To give an answer to the question at the end of the previous item, expressed in the simplest way, we need to give some intuition behind the magic of splitting fields compared to finite extensions that are not splitting fields. I think the most basic explanation of why splitting fields (normal extensions) are so special is the symmetric function theorem: every symmetric polynomial in r_1, \ldots, r_n is a polynomial in the elementary symmetric polynomials of r_1, \ldots, r_n. Because the elementary symmetric polynomials in r_1, \ldots, r_n are the coefficients of (xr_1)\cdots(xr_n), if that polynomial has coefficients in \mathbf Q then all symmetric polynomial expressions in r_1, \ldots, r_n are going to be rational, and here is why that’s such a big deal: it shows that every number in \mathbf Q(r_1,\ldots,r_n) has all the other roots of its minimal polynomial over \mathbf Q already in that field. If K is a splitting field over F of some polynomial f(x) then every \alpha \in K has all the other roots of its minimal polynomial over F also in K. That is the “deep underlying truth” about Galois extensions, which can be proved using the symmetric function theorem before you prove the Galois correspondence works. Modern accounts of Galois theory do not depend on this approach, but earlier accounts of Galois theory did rely on it.

Galois extensions exist in great abundance: a finite extension of fields K/F in characteristic 0 (land of intuition) can always be enlarged to a finite Galois extension K’/F, so we can take advantage of Galois extensions to solve problems not originally expressed in the setting of Galois extensions.

The issue of Galois extensions requiring separability should be considered a technicality not directly relevant to your intuition: intuition takes place in characteristic 0, where all irreducible polynomials are automatically separable.
Intuitively, Galois extensions = normal extensions. This is not generally true in characteristic p, but you get intuition for Galois theory in characteristic 0, where it is true and the symmetric function theorem explains why the symmetry in the Galois correspondence works for Galois extensions.
The Galois correspondence is profound in number theory because it leads to a highly nonobvious way of turning prime ideals into field automorphisms (this uses Galois theory for number fields and finite fields). The technical term here is “Frobenius automorphism associated to a prime ideal”.
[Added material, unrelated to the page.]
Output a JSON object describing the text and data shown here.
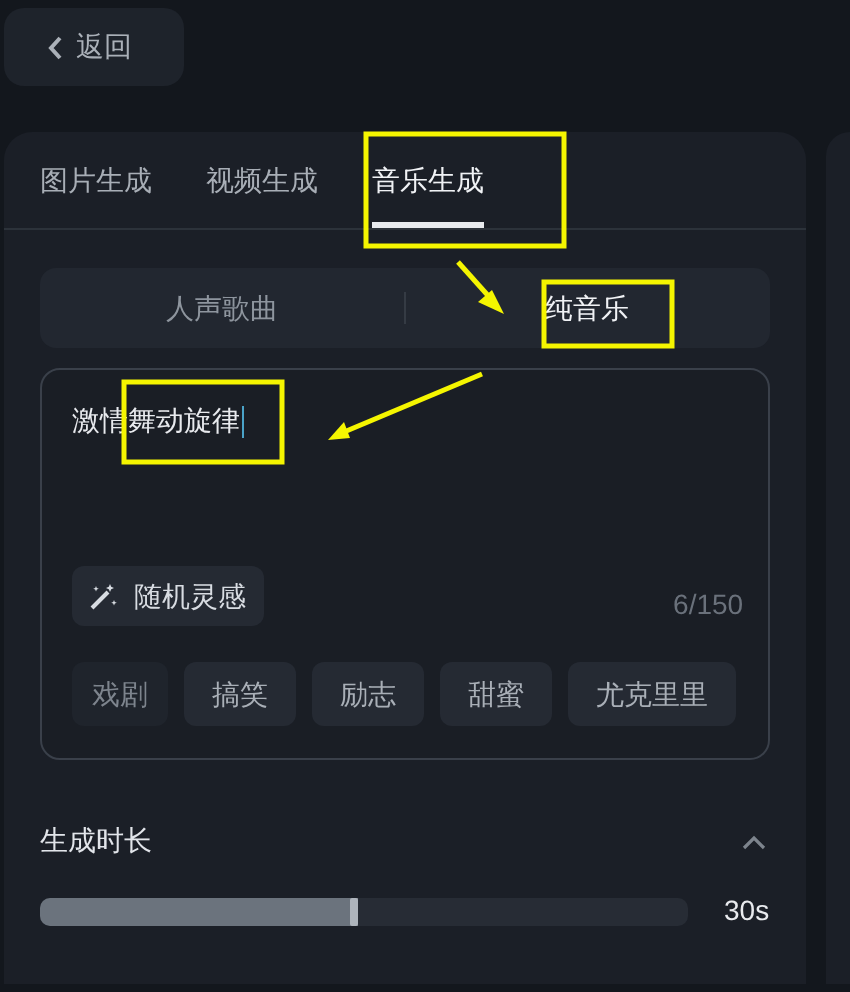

Another reason the Galois correspondence is profound is that it is a template for similar correspondences elsewhere in mathematics. There are inclusionreversing correspondences between
a) subgroups of {\rm Gal}(K/F) and intermediate fields between K and F,
b) subspaces of a finitedimensional vector space and subspaces of its dual space,
c) subgroups of a finite abelian group A and subgroups of its dual group {\rm Hom}(A,\mathbf C^\times) (generalizing to all locally compact abelian groups by Pontryagin duality)
d) subvarieties of affine nspace over \mathbf C and radical ideals in \mathbf C[x_1,\ldots,x_n],
e) subgroups of the fundamental group of a nice space X and covering spaces of X.
All of these correspondences have similar features and it happens that historically the correspondence with field extensions (Galois correspondence) was found first.
Considering example (c), if you define characters of an arbitrary finite group G in the same way as you define characters of a finite abelian group (homomorphisms from the group to \mathbf C^\times), you’re going to lose a lot of the nice properties because homomorphisms G \to \mathbf C^\times can only see G as far as the quotient group G/[G,G] (abelianization of G). To make character theory work well for arbitrary finite groups, we have to allow irreducible representations of dimension greater than 1.
Attribution
Source : Link , Question Author : chaad , Answer Author : KCd